Like many industries, the U.S. trucking industry is moving to more electronic monitoring of its operators.  Electronic logs and global positioning systems keep constant real-time track of drivers and their cargo. But the moves have also sparked backlash among some drivers and prompted research on the ethics of such practices. Hurry Up And Wait At an I-71 rest stop in Delaware County, more than 30 tractor trailers are parked. It's early, just after dawn on a Friday morning.  Driver Tim Nation is headed to Northeast Ohio will a full load of retail merchandise.

"It's going up to Warren, Ohio, and it's late."

Nation says the reason he's late is that he had to stop driving the night before because he had clocked eleven hours driving within a 14 hour period. Federal safety rules require he take a 10 hour break before he begins another driving shift. And, his employer, Baylor trucking, has installed electronic tracking and companion travel logs on his truck to assure compliance. "I had to shut down last night. Well, I ended up actually driving about probably 30 minutes illegal because of a traffic jam back there where they're working on the road. And, my clock ran out and I couldn't make it here. Which in turn puts me further away from my destination. So it makes it a lot harder to meet the appointments."  Q) When your clock runs out, what options do you have? (Nation) Nothing, you just shut down, that's it." Ohio Trucking Association spokesman Larry Woolum says while drivers for private companies have little choice but to accept e-logs and gps equipped rigs, some owner-operators or independent drivers oppose efforts by federal safety agencies to make the new technologies mandatory. Woolum declined a recorded interview for this story. He says some owner-operators  fear the Federal Motor Carrier Safety Administration will use the new technologies and the information they produce punitively. A new transportation funding law requires adoption of electronic logs but funding for the plan remains uncertain. The Ethics Of Worker Monitoring Away from the highways, the increased use of tracking technology has prompted new studies of workplace ethics. David Freel is an adjunct professor at Ohio State University's Fisher College of Business and the former head of the Ohio Ethics Commission. He  says remote monitoring raises critical ethical concerns for both employers and employees.

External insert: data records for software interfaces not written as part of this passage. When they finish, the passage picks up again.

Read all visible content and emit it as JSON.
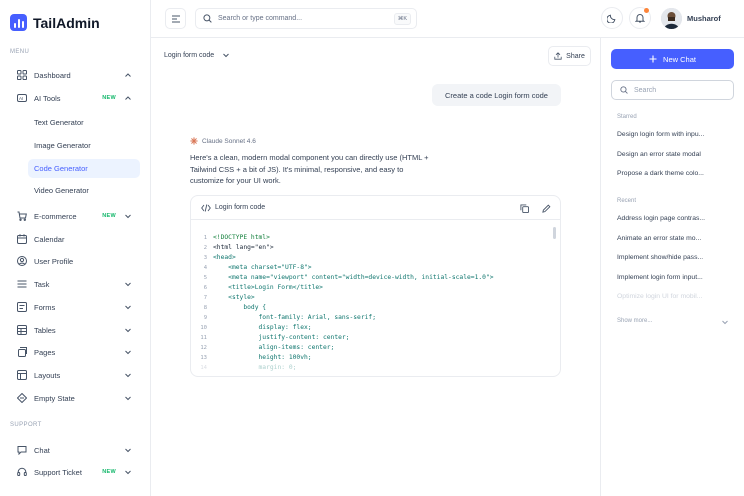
{
  "app": {
    "name": "TailAdmin"
  },
  "sidebar": {
    "menu_label": "MENU",
    "support_label": "SUPPORT",
    "items": [
      {
        "label": "Dashboard",
        "icon": "grid-icon",
        "chevron": "up"
      },
      {
        "label": "AI Tools",
        "icon": "ai-icon",
        "badge": "NEW",
        "chevron": "up"
      },
      {
        "label": "E-commerce",
        "icon": "cart-icon",
        "badge": "NEW",
        "chevron": "down"
      },
      {
        "label": "Calendar",
        "icon": "calendar-icon"
      },
      {
        "label": "User Profile",
        "icon": "user-circle-icon"
      },
      {
        "label": "Task",
        "icon": "task-icon",
        "chevron": "down"
      },
      {
        "label": "Forms",
        "icon": "form-icon",
        "chevron": "down"
      },
      {
        "label": "Tables",
        "icon": "table-icon",
        "chevron": "down"
      },
      {
        "label": "Pages",
        "icon": "page-icon",
        "chevron": "down"
      },
      {
        "label": "Layouts",
        "icon": "layout-icon",
        "chevron": "down"
      },
      {
        "label": "Empty State",
        "icon": "empty-state-icon",
        "chevron": "down"
      }
    ],
    "ai_sub_items": [
      "Text Generator",
      "Image Generator",
      "Code Generator",
      "Video Generator"
    ],
    "support_items": [
      {
        "label": "Chat",
        "icon": "chat-icon",
        "chevron": "down"
      },
      {
        "label": "Support Ticket",
        "icon": "headset-icon",
        "badge": "NEW",
        "chevron": "down"
      }
    ],
    "accent_color": "#465fff"
  },
  "topbar": {
    "search_placeholder": "Search or type command...",
    "shortcut": "⌘K",
    "user_name": "Musharof"
  },
  "chat": {
    "title": "Login form code",
    "share_label": "Share",
    "user_message": "Create a code Login form code",
    "model": "Claude Sonnet 4.6",
    "assistant_text": "Here's a clean, modern modal component you can directly use (HTML + Tailwind CSS + a bit of JS). It's minimal, responsive, and easy to customize for your UI work.",
    "code_title": "Login form code",
    "code_lines": [
      "<!DOCTYPE html>",
      "<html lang=\"en\">",
      "<head>",
      "    <meta charset=\"UTF-8\">",
      "    <meta name=\"viewport\" content=\"width=device-width, initial-scale=1.0\">",
      "    <title>Login Form</title>",
      "    <style>",
      "        body {",
      "            font-family: Arial, sans-serif;",
      "            display: flex;",
      "            justify-content: center;",
      "            align-items: center;",
      "            height: 100vh;",
      "            margin: 0;"
    ]
  },
  "right_panel": {
    "new_chat_label": "New Chat",
    "search_placeholder": "Search",
    "starred_label": "Starred",
    "starred": [
      "Design login form with inpu...",
      "Design an error state modal",
      "Propose a dark theme colo..."
    ],
    "recent_label": "Recent",
    "recent": [
      "Address login page contras...",
      "Animate an error state mo...",
      "Implement show/hide pass...",
      "Implement login form input...",
      "Optimize login UI for mobil..."
    ],
    "show_more_label": "Show more..."
  }
}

"Really, when you get into the area of electronic monitoring, whether its gps or otherwise, there has to be a recognition by both parties that each have respected ethical interests to be protected in the discussion whether GPS or whether it's computer use or other electronic means."

Freel says employers are legitimately concerned about the most effective and efficient use of their company resources and often the protection against liability for its misuse. "Employees are legitimately concerned about doing their jobs in the least intrusive environment, a recognition of their worth and the value of their contribution to the company, but also an invasion to their privacy," says Freel. Driver Tim Nation says he's been driving tractor-trailers for eleven years.  He expresses mixed feelings about  electronic monitoring and tracking.  He says when he's on the clock, he keeps moving with no short breaks and no meal stops.

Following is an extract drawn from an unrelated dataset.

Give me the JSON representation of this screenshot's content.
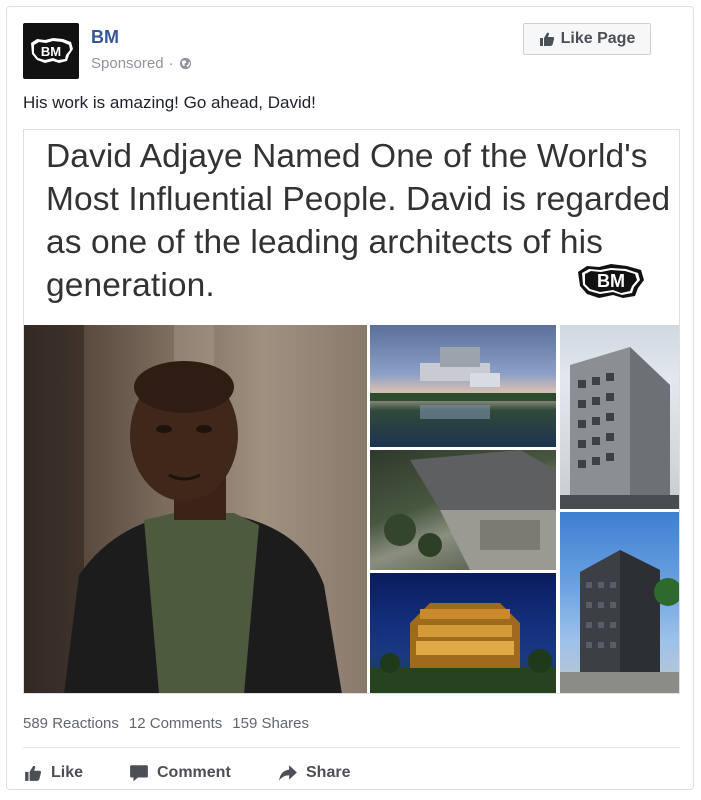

"Well, I mean you could, but that clock's going to keep ticking with the electronic log. So you're just hurting yourself. I don't even stop to eat. I'll get a sandwich to go and get back in the truck and roll. That's supposed to be against the law too. You know you're not supposed to eat or drink while you're driving, you know."

As the interview ended, Nation was watching the clock on his computer screen, He had to idle for six more minutes before he could legally pull out of the rest stop and complete his delivery run to Warren, Ohio.